* [BRIEF]:
Which lines of the data contain the string "Démarrer"? Copy every one.

RECORDS TO PROCESS section start

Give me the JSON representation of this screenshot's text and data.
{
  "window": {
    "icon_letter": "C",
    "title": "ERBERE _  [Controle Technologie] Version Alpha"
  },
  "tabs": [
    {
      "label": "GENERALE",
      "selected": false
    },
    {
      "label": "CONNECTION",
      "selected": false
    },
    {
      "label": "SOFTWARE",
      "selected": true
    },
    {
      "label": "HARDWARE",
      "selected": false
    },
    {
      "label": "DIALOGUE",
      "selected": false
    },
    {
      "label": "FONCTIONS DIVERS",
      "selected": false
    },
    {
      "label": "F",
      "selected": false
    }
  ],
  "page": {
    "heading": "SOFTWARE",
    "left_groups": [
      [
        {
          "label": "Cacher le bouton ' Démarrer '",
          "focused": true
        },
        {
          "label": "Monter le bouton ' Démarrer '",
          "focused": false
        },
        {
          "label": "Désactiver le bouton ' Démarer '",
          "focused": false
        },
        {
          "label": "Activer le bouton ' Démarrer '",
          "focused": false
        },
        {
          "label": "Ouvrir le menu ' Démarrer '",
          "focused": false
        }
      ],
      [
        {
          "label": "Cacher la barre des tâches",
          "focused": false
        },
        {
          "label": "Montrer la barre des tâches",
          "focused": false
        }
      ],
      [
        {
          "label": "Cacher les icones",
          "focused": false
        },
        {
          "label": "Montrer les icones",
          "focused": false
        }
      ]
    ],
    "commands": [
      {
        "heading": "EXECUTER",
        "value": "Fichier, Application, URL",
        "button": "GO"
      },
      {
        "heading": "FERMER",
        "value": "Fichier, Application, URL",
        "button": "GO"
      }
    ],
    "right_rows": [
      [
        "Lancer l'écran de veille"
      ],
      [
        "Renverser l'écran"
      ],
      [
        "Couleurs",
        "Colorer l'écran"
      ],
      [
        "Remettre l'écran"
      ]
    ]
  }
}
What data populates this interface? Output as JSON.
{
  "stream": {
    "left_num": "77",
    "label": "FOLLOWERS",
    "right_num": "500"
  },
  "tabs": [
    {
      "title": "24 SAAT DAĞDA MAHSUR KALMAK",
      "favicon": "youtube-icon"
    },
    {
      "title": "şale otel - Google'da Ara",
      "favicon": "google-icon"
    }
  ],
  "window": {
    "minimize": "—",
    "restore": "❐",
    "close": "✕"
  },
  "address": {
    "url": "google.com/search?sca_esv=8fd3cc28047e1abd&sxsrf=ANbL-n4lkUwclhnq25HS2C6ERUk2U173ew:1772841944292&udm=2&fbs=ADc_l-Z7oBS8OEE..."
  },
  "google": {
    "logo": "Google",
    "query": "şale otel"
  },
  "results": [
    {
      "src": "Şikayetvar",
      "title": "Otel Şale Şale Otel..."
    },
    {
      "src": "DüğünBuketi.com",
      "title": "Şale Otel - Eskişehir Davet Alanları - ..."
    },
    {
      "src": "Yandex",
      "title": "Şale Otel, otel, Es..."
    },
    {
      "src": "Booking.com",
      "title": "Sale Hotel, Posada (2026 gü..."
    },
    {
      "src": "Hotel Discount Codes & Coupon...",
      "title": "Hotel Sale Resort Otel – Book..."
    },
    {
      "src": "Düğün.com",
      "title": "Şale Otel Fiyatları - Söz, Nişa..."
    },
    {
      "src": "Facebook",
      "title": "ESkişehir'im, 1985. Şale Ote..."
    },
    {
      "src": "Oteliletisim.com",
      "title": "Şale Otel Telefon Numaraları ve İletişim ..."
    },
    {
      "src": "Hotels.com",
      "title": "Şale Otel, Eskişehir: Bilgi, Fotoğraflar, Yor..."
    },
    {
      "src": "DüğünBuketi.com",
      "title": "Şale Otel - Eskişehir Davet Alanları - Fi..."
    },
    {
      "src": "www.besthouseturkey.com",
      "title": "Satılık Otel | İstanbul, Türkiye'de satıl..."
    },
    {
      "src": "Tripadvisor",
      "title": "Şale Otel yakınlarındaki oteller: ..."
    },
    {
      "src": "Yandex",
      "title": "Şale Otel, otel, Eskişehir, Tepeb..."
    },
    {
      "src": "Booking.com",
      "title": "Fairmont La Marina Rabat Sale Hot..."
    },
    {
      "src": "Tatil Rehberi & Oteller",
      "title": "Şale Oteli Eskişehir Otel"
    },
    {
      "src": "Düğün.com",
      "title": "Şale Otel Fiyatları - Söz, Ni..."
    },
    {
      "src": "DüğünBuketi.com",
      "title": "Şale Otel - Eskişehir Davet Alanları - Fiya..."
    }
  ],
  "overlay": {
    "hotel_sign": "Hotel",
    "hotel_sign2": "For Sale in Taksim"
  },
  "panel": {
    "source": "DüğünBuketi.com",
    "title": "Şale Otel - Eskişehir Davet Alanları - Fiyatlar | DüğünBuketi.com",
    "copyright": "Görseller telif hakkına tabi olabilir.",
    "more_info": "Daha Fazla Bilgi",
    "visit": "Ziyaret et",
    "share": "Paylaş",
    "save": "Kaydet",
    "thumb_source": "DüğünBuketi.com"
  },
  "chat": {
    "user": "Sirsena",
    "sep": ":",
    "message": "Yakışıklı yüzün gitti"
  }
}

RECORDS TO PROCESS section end

* [RESULT OF THE EXERCISE]:
          "label": "Cacher le bouton ' Démarrer '",
          "label": "Monter le bouton ' Démarrer '",
          "label": "Activer le bouton ' Démarrer '",
          "label": "Ouvrir le menu ' Démarrer '",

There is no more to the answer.